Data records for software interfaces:
------------------------------------

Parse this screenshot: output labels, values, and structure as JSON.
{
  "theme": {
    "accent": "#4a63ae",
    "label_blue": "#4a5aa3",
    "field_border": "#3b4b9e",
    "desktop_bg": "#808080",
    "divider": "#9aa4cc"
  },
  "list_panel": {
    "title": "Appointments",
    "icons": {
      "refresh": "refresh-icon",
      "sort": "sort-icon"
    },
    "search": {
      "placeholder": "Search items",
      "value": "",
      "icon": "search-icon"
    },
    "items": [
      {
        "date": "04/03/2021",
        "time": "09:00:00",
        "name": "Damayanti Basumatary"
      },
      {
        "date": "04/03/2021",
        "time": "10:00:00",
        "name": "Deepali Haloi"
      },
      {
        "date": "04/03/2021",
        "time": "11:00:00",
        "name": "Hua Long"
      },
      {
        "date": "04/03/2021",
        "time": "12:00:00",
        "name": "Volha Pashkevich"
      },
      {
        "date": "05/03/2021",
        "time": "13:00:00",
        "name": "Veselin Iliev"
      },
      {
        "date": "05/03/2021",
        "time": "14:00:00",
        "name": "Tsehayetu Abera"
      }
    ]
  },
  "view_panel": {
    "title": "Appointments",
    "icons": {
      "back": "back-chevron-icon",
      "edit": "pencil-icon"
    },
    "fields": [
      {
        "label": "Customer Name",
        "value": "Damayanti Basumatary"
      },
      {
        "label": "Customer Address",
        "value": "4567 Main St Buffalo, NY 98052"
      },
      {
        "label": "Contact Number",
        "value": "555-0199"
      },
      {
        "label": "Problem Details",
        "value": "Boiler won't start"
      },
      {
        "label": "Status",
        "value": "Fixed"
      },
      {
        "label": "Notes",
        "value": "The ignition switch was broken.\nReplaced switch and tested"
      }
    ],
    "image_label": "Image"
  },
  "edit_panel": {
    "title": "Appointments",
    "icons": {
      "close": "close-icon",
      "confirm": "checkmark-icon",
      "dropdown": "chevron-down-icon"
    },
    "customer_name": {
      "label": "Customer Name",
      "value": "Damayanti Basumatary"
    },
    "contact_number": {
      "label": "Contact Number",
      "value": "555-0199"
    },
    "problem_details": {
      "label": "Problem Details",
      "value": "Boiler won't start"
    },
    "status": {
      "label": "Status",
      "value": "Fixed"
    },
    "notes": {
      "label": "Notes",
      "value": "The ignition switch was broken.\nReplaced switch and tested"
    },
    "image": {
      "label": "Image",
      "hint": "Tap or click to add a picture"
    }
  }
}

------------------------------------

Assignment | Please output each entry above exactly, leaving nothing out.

Output of the exercise |
Parse this screenshot: output labels, values, and structure as JSON.
{
  "theme": {
    "accent": "#4a63ae",
    "label_blue": "#4a5aa3",
    "field_border": "#3b4b9e",
    "desktop_bg": "#808080",
    "divider": "#9aa4cc"
  },
  "list_panel": {
    "title": "Appointments",
    "icons": {
      "refresh": "refresh-icon",
      "sort": "sort-icon"
    },
    "search": {
      "placeholder": "Search items",
      "value": "",
      "icon": "search-icon"
    },
    "items": [
      {
        "date": "04/03/2021",
        "time": "09:00:00",
        "name": "Damayanti Basumatary"
      },
      {
        "date": "04/03/2021",
        "time": "10:00:00",
        "name": "Deepali Haloi"
      },
      {
        "date": "04/03/2021",
        "time": "11:00:00",
        "name": "Hua Long"
      },
      {
        "date": "04/03/2021",
        "time": "12:00:00",
        "name": "Volha Pashkevich"
      },
      {
        "date": "05/03/2021",
        "time": "13:00:00",
        "name": "Veselin Iliev"
      },
      {
        "date": "05/03/2021",
        "time": "14:00:00",
        "name": "Tsehayetu Abera"
      }
    ]
  },
  "view_panel": {
    "title": "Appointments",
    "icons": {
      "back": "back-chevron-icon",
      "edit": "pencil-icon"
    },
    "fields": [
      {
        "label": "Customer Name",
        "value": "Damayanti Basumatary"
      },
      {
        "label": "Customer Address",
        "value": "4567 Main St Buffalo, NY 98052"
      },
      {
        "label": "Contact Number",
        "value": "555-0199"
      },
      {
        "label": "Problem Details",
        "value": "Boiler won't start"
      },
      {
        "label": "Status",
        "value": "Fixed"
      },
      {
        "label": "Notes",
        "value": "The ignition switch was broken.\nReplaced switch and tested"
      }
    ],
    "image_label": "Image"
  },
  "edit_panel": {
    "title": "Appointments",
    "icons": {
      "close": "close-icon",
      "confirm": "checkmark-icon",
      "dropdown": "chevron-down-icon"
    },
    "customer_name": {
      "label": "Customer Name",
      "value": "Damayanti Basumatary"
    },
    "contact_number": {
      "label": "Contact Number",
      "value": "555-0199"
    },
    "problem_details": {
      "label": "Problem Details",
      "value": "Boiler won't start"
    },
    "status": {
      "label": "Status",
      "value": "Fixed"
    },
    "notes": {
      "label": "Notes",
      "value": "The ignition switch was broken.\nReplaced switch and tested"
    },
    "image": {
      "label": "Image",
      "hint": "Tap or click to add a picture"
    }
  }
}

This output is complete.